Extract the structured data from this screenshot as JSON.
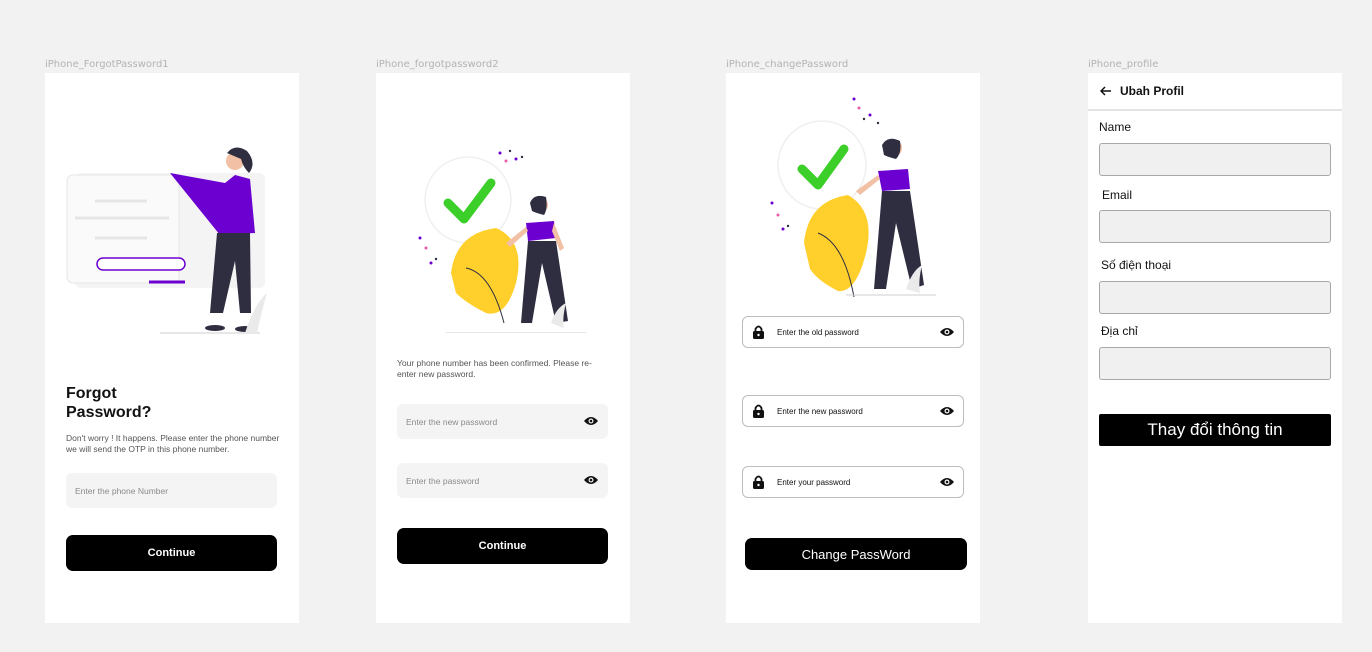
{
  "frames": {
    "f1": {
      "label": "iPhone_ForgotPassword1",
      "title": "Forgot\nPassword?",
      "description": "Don't worry ! It happens. Please enter the phone number we will send the OTP in this phone number.",
      "phone_placeholder": "Enter the phone Number",
      "continue_label": "Continue"
    },
    "f2": {
      "label": "iPhone_forgotpassword2",
      "message": "Your phone number has been confirmed. Please re-enter new password.",
      "new_password_placeholder": "Enter the new password",
      "password_placeholder": "Enter the password",
      "continue_label": "Continue"
    },
    "f3": {
      "label": "iPhone_changePassword",
      "old_password_placeholder": "Enter the old password",
      "new_password_placeholder": "Enter the new password",
      "your_password_placeholder": "Enter your password",
      "change_label": "Change PassWord"
    },
    "f4": {
      "label": "iPhone_profile",
      "header_title": "Ubah Profil",
      "name_label": "Name",
      "email_label": "Email",
      "phone_label": "Số điện thoại",
      "address_label": "Địa chỉ",
      "submit_label": "Thay đổi thông tin"
    }
  },
  "colors": {
    "accent_purple": "#6c00d1",
    "check_green": "#3ccf2a",
    "leaf_yellow": "#ffd02c",
    "button_black": "#000000",
    "input_gray": "#f0f0f0"
  }
}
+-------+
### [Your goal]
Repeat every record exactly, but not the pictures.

### [Your solution]
Extract the structured data from this screenshot as JSON.
{
  "frames": {
    "f1": {
      "label": "iPhone_ForgotPassword1",
      "title": "Forgot\nPassword?",
      "description": "Don't worry ! It happens. Please enter the phone number we will send the OTP in this phone number.",
      "phone_placeholder": "Enter the phone Number",
      "continue_label": "Continue"
    },
    "f2": {
      "label": "iPhone_forgotpassword2",
      "message": "Your phone number has been confirmed. Please re-enter new password.",
      "new_password_placeholder": "Enter the new password",
      "password_placeholder": "Enter the password",
      "continue_label": "Continue"
    },
    "f3": {
      "label": "iPhone_changePassword",
      "old_password_placeholder": "Enter the old password",
      "new_password_placeholder": "Enter the new password",
      "your_password_placeholder": "Enter your password",
      "change_label": "Change PassWord"
    },
    "f4": {
      "label": "iPhone_profile",
      "header_title": "Ubah Profil",
      "name_label": "Name",
      "email_label": "Email",
      "phone_label": "Số điện thoại",
      "address_label": "Địa chỉ",
      "submit_label": "Thay đổi thông tin"
    }
  },
  "colors": {
    "accent_purple": "#6c00d1",
    "check_green": "#3ccf2a",
    "leaf_yellow": "#ffd02c",
    "button_black": "#000000",
    "input_gray": "#f0f0f0"
  }
}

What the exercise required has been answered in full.